In their meeting on Wednesday, Clinton and the other ministers said they still want to engage with Iran on a fuel swap for its research reactor. They backed the readiness of U.N. nuclear agency chief, Yukio Amano, to convene a meeting.
"We look forward to Iran's positive and constructive participation in this dialogue," they said.
The meeting comes on the heels of a three-day summit to promote the achievement of U.N. anti-poverty goals by the 2015 target that wrapped up late Wednesday night. Presidents, prime ministers and kings from many of the U.N.'s 192 member states who attended the summit are remaining in New York and will shift gears to other world issues from the continuing impact of the global financial crisis to terrorism and nuclear proliferation at the ministerial meeting.
On the summit's last day, nations pledged more than $40 billion to battle needless deaths among poor mothers and their children. But the struggling world economy, particularly in the United States, raises deep concerns that the cash won't be forthcoming. Leaders exhorted financial donors to fulfill their aid commitments.

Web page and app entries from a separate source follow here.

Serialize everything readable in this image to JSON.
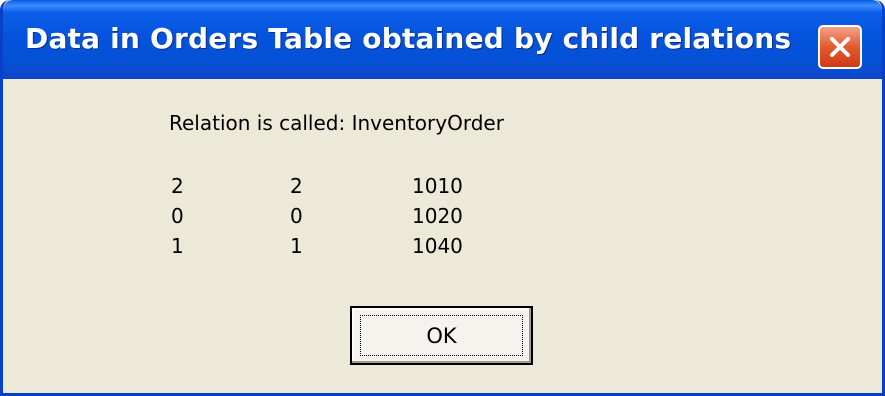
{
  "window": {
    "title": "Data in Orders Table obtained by child relations"
  },
  "content": {
    "relation_label": "Relation is called: InventoryOrder",
    "rows": [
      [
        "2",
        "2",
        "1010"
      ],
      [
        "0",
        "0",
        "1020"
      ],
      [
        "1",
        "1",
        "1040"
      ]
    ]
  },
  "buttons": {
    "ok_label": "OK",
    "close_icon": "close-icon"
  },
  "colors": {
    "titlebar": "#0553dd",
    "window_body": "#ece9d8",
    "close_button": "#e4592f"
  }
}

"The crisis is no excuse for letting up our efforts, but underscores the need for actions," U.N. Secretary-General Ban Ki-moon said as he wrapped up the three-day Millennium Development Goals summit.
With many countries still hurting from the global economic crisis, the secretary-general has repeatedly urged governments not to abandon the world's 1 billion people living on less than $1.25 a day. The United States and Britain said they will continue to do their part to help the global poor.
"We will keep our promises and honor our commitments," Obama told world leaders.
"I suspect that wealthier countries may ask -- with our economies struggling, so many people out of work, and so many families barely getting by, why a summit on development?" he said. "The answer is simple. In our global economy, progress in even the poorest countries can advance the prosperity and security of people far beyond their borders, including my fellow Americans."
Britain's Deputy Prime Minister Nick Clegg urged other countries to join Britain in meeting aid commitments.
The goals, "are not simply charity, nor are they pure altruism," Clegg said. "They are also the key to lasting safety and future prosperity."
International aid group Oxfam called the summit "a mirage."
"The promises look good from a distance, but the details are hard to see, and when the world's poorest people most need help, pledges could still vanish into thin air," Oxfam spokeswoman Emma Seery said in a statement.
"While leaders celebrated a big package of money for global health, they failed to acknowledge their collective disastrous failure to meet their aid targets, which is putting the lives of women and children at risk daily," she said.
The issues of maternal and child mortality have been a particular focus of the summit, which reviewed efforts to implement anti-poverty goals adopted in 2000 -- and found them lacking. Worldwide every year, an estimated 8 million children still die before reaching their 5th birthday, and about 350,000 women die during pregnancy or childbirth.
Along with easing maternal and child mortality, the goals included cutting extreme poverty by half, ensuring universal primary education and halting and reversing the HIV/AIDS pandemic.
The leaders approved a final document saying the U.N. goals can be achieved and spelling out specific actions to accelerate their implementation over the next five years.
One of the last speakers Wednesday night was Melinda French Gates, co-founder of the Bill and Melinda Gates Foundation, who said she's impatient but optimistic because of the progress she's seen in the last 10 years to meet the goals.
"I'm optimistic that our sense of urgency will inspire us to work together, not to isolate ourselves, for if we are motivated, if we are inspired, if we work together, then we can meet again in five years to celebrate achievements that few of us might have dared to imagine," Gates said.
The Associated Press contributed to this report.